1. Health
Send to a Friend via Email
You can opt-out at any time. Please refer to our privacy policy for contact information.

Discuss in my forum

Why Isn't Thyroid Disease Front Page News?

And What Can We Do To Change It?


Updated June 11, 2009

Why Isn't Thyroid Disease Front Page News?
First, let's keep spreading the word that thyroid disease is not a some boring problem that only affects middle-aged women and makes them gain weight. Thyroid disease can cause infertility -- a condition that prevents women from experiencing the joy of motherhood -- in twentysomethings It can be the reason behind debilitating PMS, a topic near and dear to many women -- and the men who love them -- in women of all ages.

More than half the women of America complain of low sex drive at some point or another, and most don't know that the thyroid may be to blame. And men with sexual problems and/or hair loss may also be suffering from an undiagnosed thyroid condition. These are all important parts of the thyroid story that don't get told, but could help change the media perception of thyroid disease.

And all the Baby Boomer women going through perimenopause and menopause who are agonizing over decisions whether to take potentially risky hormone treatment to deal with symptoms? A sizeable number of them could resolve symptoms like fatigue, sleep disruptions, weight changes, depression, and memory problems by starting getting their thyroid problems properly diagnosed and safely treated. They may never even need other hormone therapies to have a comfortable, healthy menopause!

Second, we need to become more aware of what the government is doing in terms of research. Write to your representatives and ask why more research isn't focused on thyroid disease. Urge the NIH to dedicate more efforts to providing information and funding research on thyroid conditions. Here's a handy page online where you can easily find online and regular mail information to write your representatives.

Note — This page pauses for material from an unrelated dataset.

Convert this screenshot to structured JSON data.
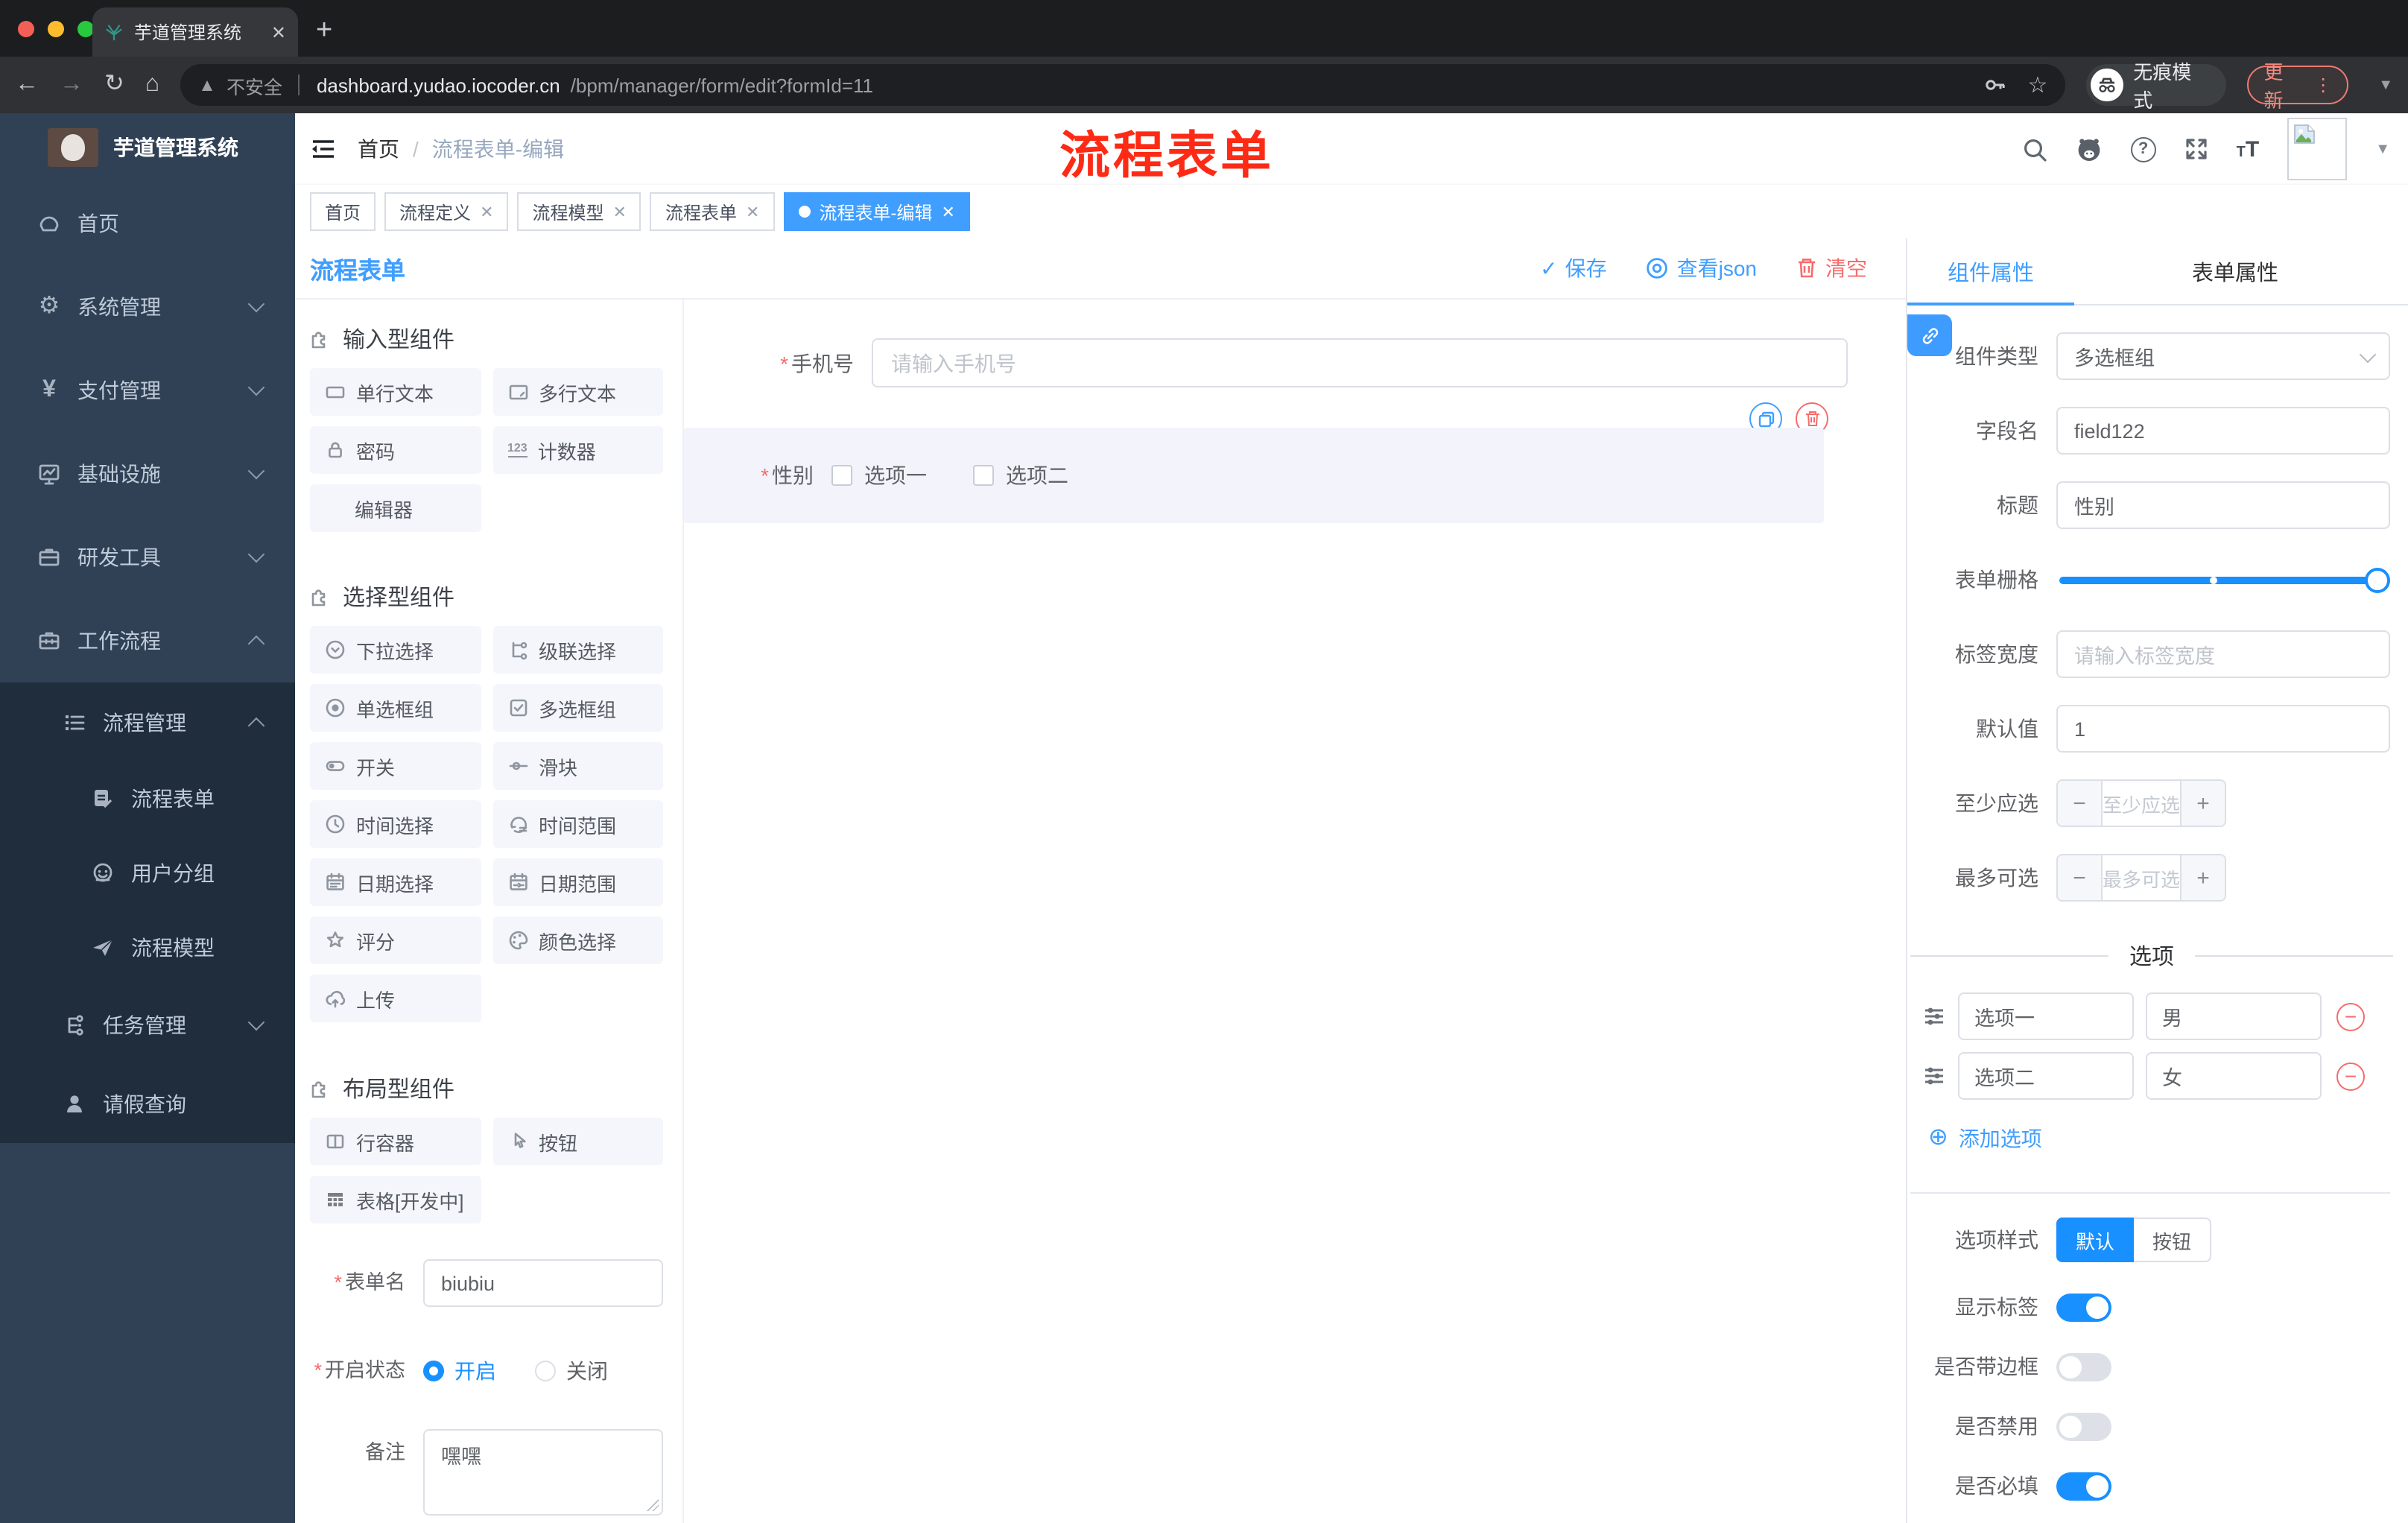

Third, fight the stigma. If you hear an advertisement that disparages thyroid patients, write the advertiser, write the media outlet that ran the ad, and let me know. I'll help publicize it, and we may be able to get the advertiser to change their approach - AND increase awareness while we're at it. If you see someone Twitter that pathetic Emo Phillips joke (and believe me, there's always someone who "rediscovers" this joke and feels it necessary to Twitter it incessantly) and tell them it isn't funny. Tell your family, friends, neighbors, and coworkers that you have a thyroid problem, and help educate them, because chances are, some of them have a thyroid condition, but they just don't know it yet.

Fourth, don't fight it alone. There is strength in numbers. Join with other thyroid patients at the About.com Thyroid Forum to share your thoughts, ideas, support, and information on how to feel and live well.

  1. About.com
  2. Health
  3. Thyroid Disease
  4. News & Controversies
  5. Public Awareness/Outreach
  6. Why Isn't Thyroid Disease Front Page News? And What Can We Do To Change It?

©2014 About.com. All rights reserved.

We comply with the HONcode standard
for trustworthy health
information: verify here.